> _EXTRACTED INFORMATION_
....................

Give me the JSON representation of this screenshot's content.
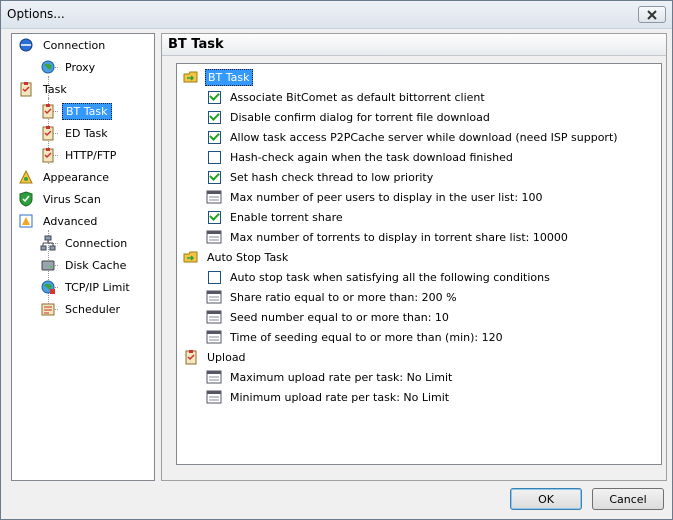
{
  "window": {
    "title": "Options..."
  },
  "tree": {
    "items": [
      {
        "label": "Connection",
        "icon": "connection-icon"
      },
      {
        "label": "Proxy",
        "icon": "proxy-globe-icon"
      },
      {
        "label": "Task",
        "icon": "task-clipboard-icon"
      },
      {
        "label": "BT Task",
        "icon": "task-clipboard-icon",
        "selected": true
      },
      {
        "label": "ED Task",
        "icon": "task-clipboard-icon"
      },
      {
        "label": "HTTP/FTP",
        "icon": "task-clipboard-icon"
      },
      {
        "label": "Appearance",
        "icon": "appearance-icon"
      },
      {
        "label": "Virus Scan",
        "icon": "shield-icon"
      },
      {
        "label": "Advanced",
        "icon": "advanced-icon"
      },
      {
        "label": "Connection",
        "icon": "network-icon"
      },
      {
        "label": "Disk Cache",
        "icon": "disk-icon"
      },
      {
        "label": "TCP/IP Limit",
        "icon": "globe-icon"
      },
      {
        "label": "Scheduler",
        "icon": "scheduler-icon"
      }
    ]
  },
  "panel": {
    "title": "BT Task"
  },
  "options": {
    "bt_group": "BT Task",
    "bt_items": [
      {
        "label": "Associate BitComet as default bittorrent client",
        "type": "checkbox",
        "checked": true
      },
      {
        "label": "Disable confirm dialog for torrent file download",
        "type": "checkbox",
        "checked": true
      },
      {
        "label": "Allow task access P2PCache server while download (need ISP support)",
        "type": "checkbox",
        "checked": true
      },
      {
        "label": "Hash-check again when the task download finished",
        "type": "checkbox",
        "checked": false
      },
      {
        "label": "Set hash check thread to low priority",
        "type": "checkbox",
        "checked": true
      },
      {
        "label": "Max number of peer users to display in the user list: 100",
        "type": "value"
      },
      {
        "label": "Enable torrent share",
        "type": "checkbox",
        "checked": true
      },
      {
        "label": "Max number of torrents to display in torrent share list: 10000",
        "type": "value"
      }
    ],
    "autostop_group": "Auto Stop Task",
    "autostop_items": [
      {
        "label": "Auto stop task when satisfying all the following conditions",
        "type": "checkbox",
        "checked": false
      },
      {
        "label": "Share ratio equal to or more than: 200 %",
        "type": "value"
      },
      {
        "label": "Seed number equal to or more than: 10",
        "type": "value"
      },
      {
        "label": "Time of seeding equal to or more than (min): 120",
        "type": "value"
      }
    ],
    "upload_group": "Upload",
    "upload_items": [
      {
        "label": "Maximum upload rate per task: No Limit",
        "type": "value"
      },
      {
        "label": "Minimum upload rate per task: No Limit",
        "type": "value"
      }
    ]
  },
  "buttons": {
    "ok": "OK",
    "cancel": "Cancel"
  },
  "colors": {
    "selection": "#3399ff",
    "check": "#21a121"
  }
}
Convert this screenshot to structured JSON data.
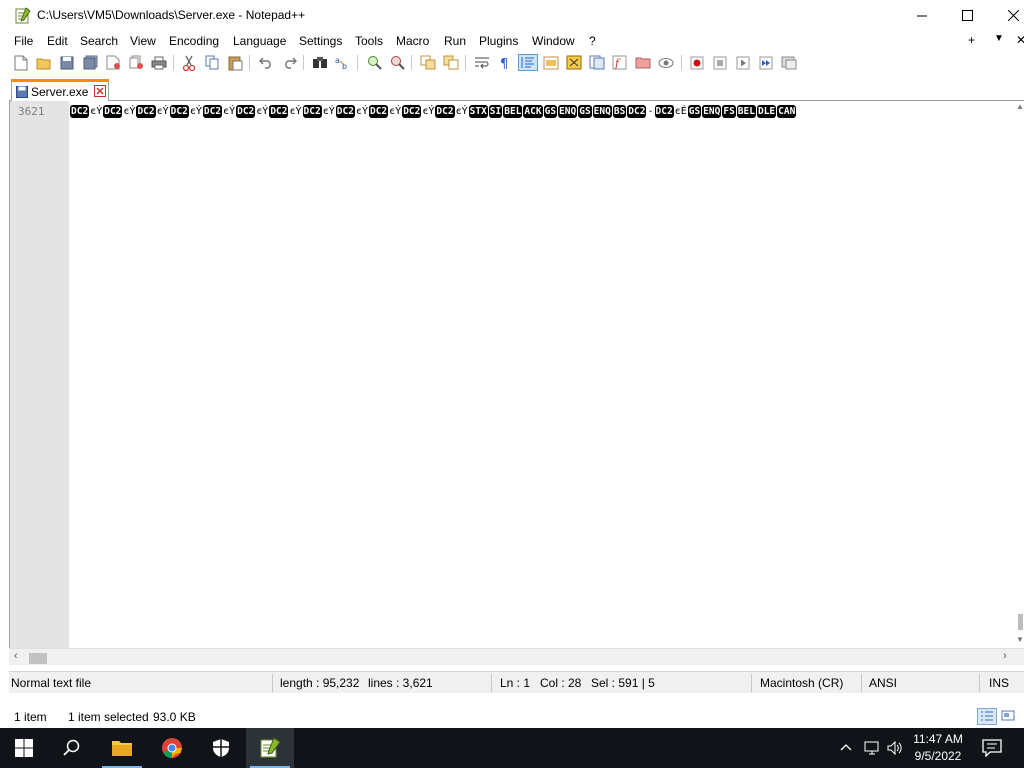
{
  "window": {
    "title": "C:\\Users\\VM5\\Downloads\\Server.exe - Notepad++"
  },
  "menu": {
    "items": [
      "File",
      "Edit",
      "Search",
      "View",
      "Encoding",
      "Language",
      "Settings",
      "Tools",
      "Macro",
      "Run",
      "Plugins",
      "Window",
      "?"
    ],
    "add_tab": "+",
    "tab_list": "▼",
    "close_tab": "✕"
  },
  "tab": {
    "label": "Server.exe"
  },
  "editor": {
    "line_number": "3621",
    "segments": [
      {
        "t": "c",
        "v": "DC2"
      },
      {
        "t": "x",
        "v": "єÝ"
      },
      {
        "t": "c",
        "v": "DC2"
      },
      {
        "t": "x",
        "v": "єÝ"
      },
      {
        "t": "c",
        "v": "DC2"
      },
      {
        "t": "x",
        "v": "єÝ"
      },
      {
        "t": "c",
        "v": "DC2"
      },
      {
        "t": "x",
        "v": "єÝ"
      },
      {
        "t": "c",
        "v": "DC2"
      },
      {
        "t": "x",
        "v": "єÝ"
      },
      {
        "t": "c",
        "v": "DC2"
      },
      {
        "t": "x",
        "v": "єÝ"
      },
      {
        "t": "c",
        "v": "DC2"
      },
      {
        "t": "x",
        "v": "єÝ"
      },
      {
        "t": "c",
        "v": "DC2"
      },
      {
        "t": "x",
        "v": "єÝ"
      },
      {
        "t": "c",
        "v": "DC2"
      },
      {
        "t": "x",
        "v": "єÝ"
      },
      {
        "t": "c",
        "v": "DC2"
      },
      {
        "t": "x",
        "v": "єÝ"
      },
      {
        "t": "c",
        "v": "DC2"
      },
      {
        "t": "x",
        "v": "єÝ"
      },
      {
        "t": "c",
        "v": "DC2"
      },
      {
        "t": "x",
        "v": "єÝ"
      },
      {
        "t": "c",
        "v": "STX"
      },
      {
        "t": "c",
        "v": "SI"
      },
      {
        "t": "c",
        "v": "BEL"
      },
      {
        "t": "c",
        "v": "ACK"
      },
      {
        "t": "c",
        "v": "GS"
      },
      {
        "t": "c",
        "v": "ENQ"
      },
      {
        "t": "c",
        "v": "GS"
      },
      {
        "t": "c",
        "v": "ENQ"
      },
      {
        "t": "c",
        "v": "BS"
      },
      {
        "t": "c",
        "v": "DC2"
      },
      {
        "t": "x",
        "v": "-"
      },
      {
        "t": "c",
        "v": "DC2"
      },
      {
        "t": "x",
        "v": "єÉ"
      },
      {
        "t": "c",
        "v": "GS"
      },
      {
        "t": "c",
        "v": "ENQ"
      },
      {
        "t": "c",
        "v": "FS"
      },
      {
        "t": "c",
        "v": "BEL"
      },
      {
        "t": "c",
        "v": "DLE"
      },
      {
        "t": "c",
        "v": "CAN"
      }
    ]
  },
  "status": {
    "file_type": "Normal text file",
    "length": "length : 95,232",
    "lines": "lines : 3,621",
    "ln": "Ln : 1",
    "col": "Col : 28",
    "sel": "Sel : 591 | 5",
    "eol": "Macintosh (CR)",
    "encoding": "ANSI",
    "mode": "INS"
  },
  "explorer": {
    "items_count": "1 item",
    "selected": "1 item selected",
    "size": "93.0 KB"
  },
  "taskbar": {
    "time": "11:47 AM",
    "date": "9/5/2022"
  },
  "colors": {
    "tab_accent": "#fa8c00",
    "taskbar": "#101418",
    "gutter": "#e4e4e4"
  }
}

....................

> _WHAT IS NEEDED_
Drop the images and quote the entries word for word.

> _PROBLEM SOLUTION_
Give me the JSON representation of this screenshot's content.
{
  "window": {
    "title": "Options..."
  },
  "tree": {
    "items": [
      {
        "label": "Connection",
        "icon": "connection-icon"
      },
      {
        "label": "Proxy",
        "icon": "proxy-globe-icon"
      },
      {
        "label": "Task",
        "icon": "task-clipboard-icon"
      },
      {
        "label": "BT Task",
        "icon": "task-clipboard-icon",
        "selected": true
      },
      {
        "label": "ED Task",
        "icon": "task-clipboard-icon"
      },
      {
        "label": "HTTP/FTP",
        "icon": "task-clipboard-icon"
      },
      {
        "label": "Appearance",
        "icon": "appearance-icon"
      },
      {
        "label": "Virus Scan",
        "icon": "shield-icon"
      },
      {
        "label": "Advanced",
        "icon": "advanced-icon"
      },
      {
        "label": "Connection",
        "icon": "network-icon"
      },
      {
        "label": "Disk Cache",
        "icon": "disk-icon"
      },
      {
        "label": "TCP/IP Limit",
        "icon": "globe-icon"
      },
      {
        "label": "Scheduler",
        "icon": "scheduler-icon"
      }
    ]
  },
  "panel": {
    "title": "BT Task"
  },
  "options": {
    "bt_group": "BT Task",
    "bt_items": [
      {
        "label": "Associate BitComet as default bittorrent client",
        "type": "checkbox",
        "checked": true
      },
      {
        "label": "Disable confirm dialog for torrent file download",
        "type": "checkbox",
        "checked": true
      },
      {
        "label": "Allow task access P2PCache server while download (need ISP support)",
        "type": "checkbox",
        "checked": true
      },
      {
        "label": "Hash-check again when the task download finished",
        "type": "checkbox",
        "checked": false
      },
      {
        "label": "Set hash check thread to low priority",
        "type": "checkbox",
        "checked": true
      },
      {
        "label": "Max number of peer users to display in the user list: 100",
        "type": "value"
      },
      {
        "label": "Enable torrent share",
        "type": "checkbox",
        "checked": true
      },
      {
        "label": "Max number of torrents to display in torrent share list: 10000",
        "type": "value"
      }
    ],
    "autostop_group": "Auto Stop Task",
    "autostop_items": [
      {
        "label": "Auto stop task when satisfying all the following conditions",
        "type": "checkbox",
        "checked": false
      },
      {
        "label": "Share ratio equal to or more than: 200 %",
        "type": "value"
      },
      {
        "label": "Seed number equal to or more than: 10",
        "type": "value"
      },
      {
        "label": "Time of seeding equal to or more than (min): 120",
        "type": "value"
      }
    ],
    "upload_group": "Upload",
    "upload_items": [
      {
        "label": "Maximum upload rate per task: No Limit",
        "type": "value"
      },
      {
        "label": "Minimum upload rate per task: No Limit",
        "type": "value"
      }
    ]
  },
  "buttons": {
    "ok": "OK",
    "cancel": "Cancel"
  },
  "colors": {
    "selection": "#3399ff",
    "check": "#21a121"
  }
}
Convert this screenshot to structured JSON data.
{
  "window": {
    "title": "C:\\Users\\VM5\\Downloads\\Server.exe - Notepad++"
  },
  "menu": {
    "items": [
      "File",
      "Edit",
      "Search",
      "View",
      "Encoding",
      "Language",
      "Settings",
      "Tools",
      "Macro",
      "Run",
      "Plugins",
      "Window",
      "?"
    ],
    "add_tab": "+",
    "tab_list": "▼",
    "close_tab": "✕"
  },
  "tab": {
    "label": "Server.exe"
  },
  "editor": {
    "line_number": "3621",
    "segments": [
      {
        "t": "c",
        "v": "DC2"
      },
      {
        "t": "x",
        "v": "єÝ"
      },
      {
        "t": "c",
        "v": "DC2"
      },
      {
        "t": "x",
        "v": "єÝ"
      },
      {
        "t": "c",
        "v": "DC2"
      },
      {
        "t": "x",
        "v": "єÝ"
      },
      {
        "t": "c",
        "v": "DC2"
      },
      {
        "t": "x",
        "v": "єÝ"
      },
      {
        "t": "c",
        "v": "DC2"
      },
      {
        "t": "x",
        "v": "єÝ"
      },
      {
        "t": "c",
        "v": "DC2"
      },
      {
        "t": "x",
        "v": "єÝ"
      },
      {
        "t": "c",
        "v": "DC2"
      },
      {
        "t": "x",
        "v": "єÝ"
      },
      {
        "t": "c",
        "v": "DC2"
      },
      {
        "t": "x",
        "v": "єÝ"
      },
      {
        "t": "c",
        "v": "DC2"
      },
      {
        "t": "x",
        "v": "єÝ"
      },
      {
        "t": "c",
        "v": "DC2"
      },
      {
        "t": "x",
        "v": "єÝ"
      },
      {
        "t": "c",
        "v": "DC2"
      },
      {
        "t": "x",
        "v": "єÝ"
      },
      {
        "t": "c",
        "v": "DC2"
      },
      {
        "t": "x",
        "v": "єÝ"
      },
      {
        "t": "c",
        "v": "STX"
      },
      {
        "t": "c",
        "v": "SI"
      },
      {
        "t": "c",
        "v": "BEL"
      },
      {
        "t": "c",
        "v": "ACK"
      },
      {
        "t": "c",
        "v": "GS"
      },
      {
        "t": "c",
        "v": "ENQ"
      },
      {
        "t": "c",
        "v": "GS"
      },
      {
        "t": "c",
        "v": "ENQ"
      },
      {
        "t": "c",
        "v": "BS"
      },
      {
        "t": "c",
        "v": "DC2"
      },
      {
        "t": "x",
        "v": "-"
      },
      {
        "t": "c",
        "v": "DC2"
      },
      {
        "t": "x",
        "v": "єÉ"
      },
      {
        "t": "c",
        "v": "GS"
      },
      {
        "t": "c",
        "v": "ENQ"
      },
      {
        "t": "c",
        "v": "FS"
      },
      {
        "t": "c",
        "v": "BEL"
      },
      {
        "t": "c",
        "v": "DLE"
      },
      {
        "t": "c",
        "v": "CAN"
      }
    ]
  },
  "status": {
    "file_type": "Normal text file",
    "length": "length : 95,232",
    "lines": "lines : 3,621",
    "ln": "Ln : 1",
    "col": "Col : 28",
    "sel": "Sel : 591 | 5",
    "eol": "Macintosh (CR)",
    "encoding": "ANSI",
    "mode": "INS"
  },
  "explorer": {
    "items_count": "1 item",
    "selected": "1 item selected",
    "size": "93.0 KB"
  },
  "taskbar": {
    "time": "11:47 AM",
    "date": "9/5/2022"
  },
  "colors": {
    "tab_accent": "#fa8c00",
    "taskbar": "#101418",
    "gutter": "#e4e4e4"
  }
}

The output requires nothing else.